House prices have tax implications

This increase has been driven by the failure of successive governments to raise tax thresholds in line with house price inflation.

Halifax also calculates that the stamp duty threshold would be raised to £118,500 if it was increased in line with the rise in house prices since March 1993 – the last time that the threshold was increased. The inheritance tax threshold would be raised to £296,300 – some £46,300 higher than its current level (£250,000).

Commenting on the research, Martin Ellis, chief economist at the Halifax, said: "It is clear from this that more and more homeowners are potentially facing a rise in their tax liabilities as the government has declined to index property related thresholds in line with house prices."

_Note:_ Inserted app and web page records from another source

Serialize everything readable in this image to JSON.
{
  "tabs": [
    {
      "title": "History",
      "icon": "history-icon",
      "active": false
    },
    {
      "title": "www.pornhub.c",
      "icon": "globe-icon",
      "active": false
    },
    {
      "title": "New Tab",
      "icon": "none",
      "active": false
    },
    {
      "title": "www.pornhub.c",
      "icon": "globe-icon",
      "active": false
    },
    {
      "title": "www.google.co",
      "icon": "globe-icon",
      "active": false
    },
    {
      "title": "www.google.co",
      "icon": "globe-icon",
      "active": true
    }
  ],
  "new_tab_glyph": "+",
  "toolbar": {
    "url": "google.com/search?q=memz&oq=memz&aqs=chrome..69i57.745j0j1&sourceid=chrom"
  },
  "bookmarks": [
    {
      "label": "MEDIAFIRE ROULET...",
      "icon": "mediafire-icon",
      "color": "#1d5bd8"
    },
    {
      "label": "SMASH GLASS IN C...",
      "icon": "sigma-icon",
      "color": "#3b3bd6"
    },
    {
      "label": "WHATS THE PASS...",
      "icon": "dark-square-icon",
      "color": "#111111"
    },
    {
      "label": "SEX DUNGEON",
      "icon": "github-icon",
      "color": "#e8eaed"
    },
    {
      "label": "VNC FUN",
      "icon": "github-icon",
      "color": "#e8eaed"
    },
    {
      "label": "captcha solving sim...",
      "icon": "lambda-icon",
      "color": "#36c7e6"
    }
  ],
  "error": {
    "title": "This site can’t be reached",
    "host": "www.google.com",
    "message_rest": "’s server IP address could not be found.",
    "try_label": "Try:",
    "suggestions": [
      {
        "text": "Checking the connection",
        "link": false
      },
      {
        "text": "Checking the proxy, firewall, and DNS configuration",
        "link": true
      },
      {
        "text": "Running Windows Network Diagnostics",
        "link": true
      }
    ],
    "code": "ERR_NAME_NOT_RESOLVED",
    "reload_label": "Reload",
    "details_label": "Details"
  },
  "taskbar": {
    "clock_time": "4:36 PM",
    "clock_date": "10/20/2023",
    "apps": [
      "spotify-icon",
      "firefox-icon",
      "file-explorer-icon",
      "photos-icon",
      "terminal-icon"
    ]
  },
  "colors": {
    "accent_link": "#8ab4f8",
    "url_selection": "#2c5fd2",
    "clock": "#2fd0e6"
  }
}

Phil Jenks, head of mortgages, agrees: "Housing activity is an important part of the UK economy, and it is right that a government should take its fair share of tax revenue from it. Housing, however, is most people's biggest asset and it is surely right too that tax thresholds are automatically linked to house price inflation to prevent more and more households paying inheritance tax and stamp duty."